→ **Your goal**:
Images are to be left out when the records below are printed word for word.

Dataset records:
* * * * * * *

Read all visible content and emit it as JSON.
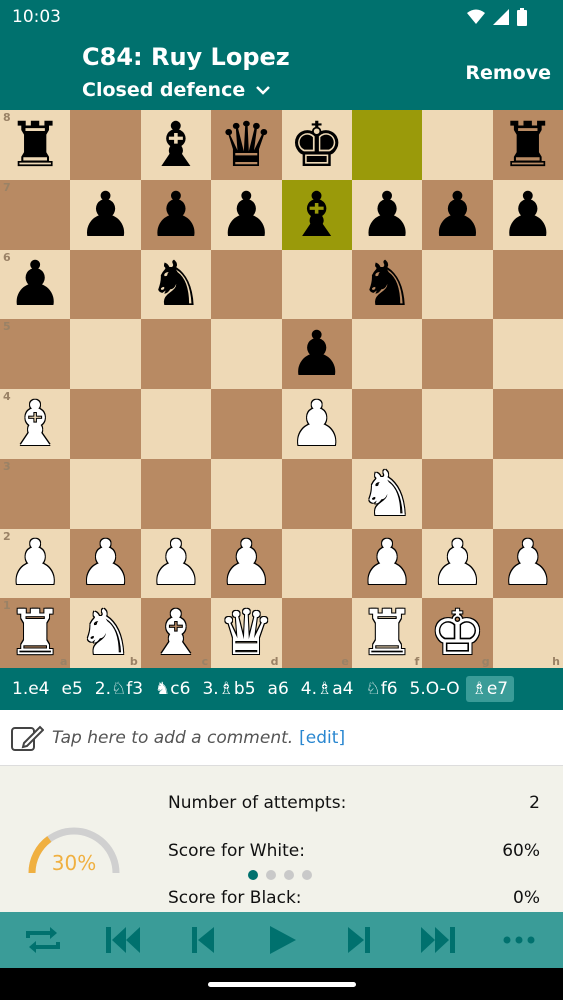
{
  "status_bar": {
    "time": "10:03",
    "icons": [
      "wifi-icon",
      "signal-icon",
      "battery-icon"
    ]
  },
  "header": {
    "title": "C84: Ruy Lopez",
    "subtitle": "Closed defence",
    "remove_label": "Remove"
  },
  "board": {
    "ranks": [
      "8",
      "7",
      "6",
      "5",
      "4",
      "3",
      "2",
      "1"
    ],
    "files": [
      "a",
      "b",
      "c",
      "d",
      "e",
      "f",
      "g",
      "h"
    ],
    "position": [
      [
        "bR",
        "",
        "bB",
        "bQ",
        "bK",
        "",
        "",
        "bR"
      ],
      [
        "",
        "bP",
        "bP",
        "bP",
        "bB",
        "bP",
        "bP",
        "bP"
      ],
      [
        "bP",
        "",
        "bN",
        "",
        "",
        "bN",
        "",
        ""
      ],
      [
        "",
        "",
        "",
        "",
        "bP",
        "",
        "",
        ""
      ],
      [
        "wB",
        "",
        "",
        "",
        "wP",
        "",
        "",
        ""
      ],
      [
        "",
        "",
        "",
        "",
        "",
        "wN",
        "",
        ""
      ],
      [
        "wP",
        "wP",
        "wP",
        "wP",
        "",
        "wP",
        "wP",
        "wP"
      ],
      [
        "wR",
        "wN",
        "wB",
        "wQ",
        "",
        "wR",
        "wK",
        ""
      ]
    ],
    "last_move_squares": [
      "f8",
      "e7"
    ],
    "colors": {
      "light": "#eed9b6",
      "dark": "#b88a63",
      "highlight": "#9a9a0a"
    }
  },
  "moves": [
    {
      "text": "1.e4",
      "current": false
    },
    {
      "text": "e5",
      "current": false
    },
    {
      "text": "2.♘f3",
      "current": false
    },
    {
      "text": "♞c6",
      "current": false
    },
    {
      "text": "3.♗b5",
      "current": false
    },
    {
      "text": "a6",
      "current": false
    },
    {
      "text": "4.♗a4",
      "current": false
    },
    {
      "text": "♘f6",
      "current": false
    },
    {
      "text": "5.O-O",
      "current": false
    },
    {
      "text": "♗e7",
      "current": true
    }
  ],
  "comment": {
    "placeholder": "Tap here to add a comment.",
    "edit_label": "[edit]"
  },
  "stats": {
    "gauge_value": "30%",
    "gauge_fraction": 0.3,
    "rows": [
      {
        "label": "Number of attempts:",
        "value": "2"
      },
      {
        "label": "Score for White:",
        "value": "60%"
      },
      {
        "label": "Score for Black:",
        "value": "0%"
      }
    ],
    "page_dots": 4,
    "active_dot": 0
  },
  "toolbar": {
    "buttons": [
      "flip-board-icon",
      "first-move-icon",
      "previous-move-icon",
      "play-icon",
      "next-move-icon",
      "last-move-icon",
      "more-icon"
    ]
  },
  "theme": {
    "primary": "#00716e",
    "toolbar": "#3a9c98",
    "accent": "#f0b040"
  }
}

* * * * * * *

→ **Output of the exercise**:
Read all visible content and emit it as JSON.
{
  "status_bar": {
    "time": "10:03",
    "icons": [
      "wifi-icon",
      "signal-icon",
      "battery-icon"
    ]
  },
  "header": {
    "title": "C84: Ruy Lopez",
    "subtitle": "Closed defence",
    "remove_label": "Remove"
  },
  "board": {
    "ranks": [
      "8",
      "7",
      "6",
      "5",
      "4",
      "3",
      "2",
      "1"
    ],
    "files": [
      "a",
      "b",
      "c",
      "d",
      "e",
      "f",
      "g",
      "h"
    ],
    "position": [
      [
        "bR",
        "",
        "bB",
        "bQ",
        "bK",
        "",
        "",
        "bR"
      ],
      [
        "",
        "bP",
        "bP",
        "bP",
        "bB",
        "bP",
        "bP",
        "bP"
      ],
      [
        "bP",
        "",
        "bN",
        "",
        "",
        "bN",
        "",
        ""
      ],
      [
        "",
        "",
        "",
        "",
        "bP",
        "",
        "",
        ""
      ],
      [
        "wB",
        "",
        "",
        "",
        "wP",
        "",
        "",
        ""
      ],
      [
        "",
        "",
        "",
        "",
        "",
        "wN",
        "",
        ""
      ],
      [
        "wP",
        "wP",
        "wP",
        "wP",
        "",
        "wP",
        "wP",
        "wP"
      ],
      [
        "wR",
        "wN",
        "wB",
        "wQ",
        "",
        "wR",
        "wK",
        ""
      ]
    ],
    "last_move_squares": [
      "f8",
      "e7"
    ],
    "colors": {
      "light": "#eed9b6",
      "dark": "#b88a63",
      "highlight": "#9a9a0a"
    }
  },
  "moves": [
    {
      "text": "1.e4",
      "current": false
    },
    {
      "text": "e5",
      "current": false
    },
    {
      "text": "2.♘f3",
      "current": false
    },
    {
      "text": "♞c6",
      "current": false
    },
    {
      "text": "3.♗b5",
      "current": false
    },
    {
      "text": "a6",
      "current": false
    },
    {
      "text": "4.♗a4",
      "current": false
    },
    {
      "text": "♘f6",
      "current": false
    },
    {
      "text": "5.O-O",
      "current": false
    },
    {
      "text": "♗e7",
      "current": true
    }
  ],
  "comment": {
    "placeholder": "Tap here to add a comment.",
    "edit_label": "[edit]"
  },
  "stats": {
    "gauge_value": "30%",
    "gauge_fraction": 0.3,
    "rows": [
      {
        "label": "Number of attempts:",
        "value": "2"
      },
      {
        "label": "Score for White:",
        "value": "60%"
      },
      {
        "label": "Score for Black:",
        "value": "0%"
      }
    ],
    "page_dots": 4,
    "active_dot": 0
  },
  "toolbar": {
    "buttons": [
      "flip-board-icon",
      "first-move-icon",
      "previous-move-icon",
      "play-icon",
      "next-move-icon",
      "last-move-icon",
      "more-icon"
    ]
  },
  "theme": {
    "primary": "#00716e",
    "toolbar": "#3a9c98",
    "accent": "#f0b040"
  }
}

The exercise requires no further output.